An unsavoury acquaintance of mine once told me of his becoming suddenly nauseous in a nightclub. He ran to the gents and burst in to a cubicle only to find someone sitting on the throne. Too late to do anything else, he threw up all over the fella and then, assuming the bloke would probably whack him, decided to get the first punch in and smashed him hard in the face before running off.
Every Spurs fan right now feels like that bloke on the toilet. Bloodied, covered in vomit, trousers round ankles, mildly concussed, mumbling ‘what just happened?’
Five short days ago, everything was cushty. Spurs had just taken seven points from three tricky league games and completed their Europa group with a 4-1 victory, Soldado’s hat trick suggesting he’d come alive at last. We looked forward to a tough-ish home game with Liverpool expecting to win before wreaking terrible revenge on the West Ham in the Capital One Cup. Instead, we’ve suffered an abject humiliation by Liverpool, the sacking of the manager and a second consecutive home defeat to the Very Happy Hammers. And Tim Sherwood is team boss.
Sherwood’s job application hasn’t gone very well so far. When going for a seven figure position in the gift of one of the toughest employers in Christendom, the first thing you want to be is cool and dignified. Sherwood has spent his time telling journalists that the pressure is overwhelming - ‘I slept like a baby, I woke up crying four times in the night’ - and that he hasn’t got a clue whether he’ll be in charge for the next game. He eschewed the suit and tie look last night for a tracksuit which complemented his general unshaven dishevelment and he jumped up and down like a toddler when Spurs took the lead. But these are superficial factors, like any manager he should be judged on performances and results...
Lets try and be positive. Adebayor played well. History tells us that this does not necessarily mean he will play well again for six months, but it is something. For the first fifteen minutes of the game, the team, set up in a prosaic 4-4-2 formation, was on the front foot and looked pacy and enterprising. After that, save for the odd flash here and there - the goal being the best of them - Tottenham were not very good at all. By the end, they were very bad, every bit as ragged and chaotic as they’d been against Liverpool.

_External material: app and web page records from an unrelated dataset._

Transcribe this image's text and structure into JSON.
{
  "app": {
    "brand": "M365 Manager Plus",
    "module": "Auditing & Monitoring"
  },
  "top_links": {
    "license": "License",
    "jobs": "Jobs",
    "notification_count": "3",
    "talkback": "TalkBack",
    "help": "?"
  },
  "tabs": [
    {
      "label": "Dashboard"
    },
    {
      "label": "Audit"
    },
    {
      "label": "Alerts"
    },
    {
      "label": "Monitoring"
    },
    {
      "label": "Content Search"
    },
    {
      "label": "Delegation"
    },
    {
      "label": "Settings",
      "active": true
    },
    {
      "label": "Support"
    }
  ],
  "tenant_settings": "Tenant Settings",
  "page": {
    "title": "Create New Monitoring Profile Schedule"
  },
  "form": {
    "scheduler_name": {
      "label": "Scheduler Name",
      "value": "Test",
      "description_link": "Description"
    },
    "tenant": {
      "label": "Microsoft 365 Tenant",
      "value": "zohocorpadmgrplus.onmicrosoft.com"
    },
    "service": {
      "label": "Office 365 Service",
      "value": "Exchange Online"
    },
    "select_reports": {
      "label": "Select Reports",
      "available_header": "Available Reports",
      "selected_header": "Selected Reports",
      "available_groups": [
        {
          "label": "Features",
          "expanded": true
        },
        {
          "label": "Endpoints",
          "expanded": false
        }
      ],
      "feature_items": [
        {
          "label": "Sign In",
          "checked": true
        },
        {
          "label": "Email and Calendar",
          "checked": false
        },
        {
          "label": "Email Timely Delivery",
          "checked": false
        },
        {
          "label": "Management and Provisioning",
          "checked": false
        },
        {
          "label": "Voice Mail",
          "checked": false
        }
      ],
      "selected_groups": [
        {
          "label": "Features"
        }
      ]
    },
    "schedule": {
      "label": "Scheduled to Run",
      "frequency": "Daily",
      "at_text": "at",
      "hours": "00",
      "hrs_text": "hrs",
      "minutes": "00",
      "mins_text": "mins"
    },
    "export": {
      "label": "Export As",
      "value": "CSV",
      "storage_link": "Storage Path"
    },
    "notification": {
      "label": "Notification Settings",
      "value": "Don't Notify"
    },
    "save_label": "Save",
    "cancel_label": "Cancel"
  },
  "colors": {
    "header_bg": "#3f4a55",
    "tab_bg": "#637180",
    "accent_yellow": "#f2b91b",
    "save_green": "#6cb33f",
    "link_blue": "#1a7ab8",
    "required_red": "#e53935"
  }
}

The worst thing is that, like that poor bloke on the toilet, we have no idea what’s going to happen next. It looks as if, despite its anti-AVB sentiment, the board had not lined up a new man so this could drag on. In the meantime, couldn’t we at least have a serious caretaker? Glenn Hoddle could walk in tomorrow and bring some sorely needed gravitas. Do it Daniel.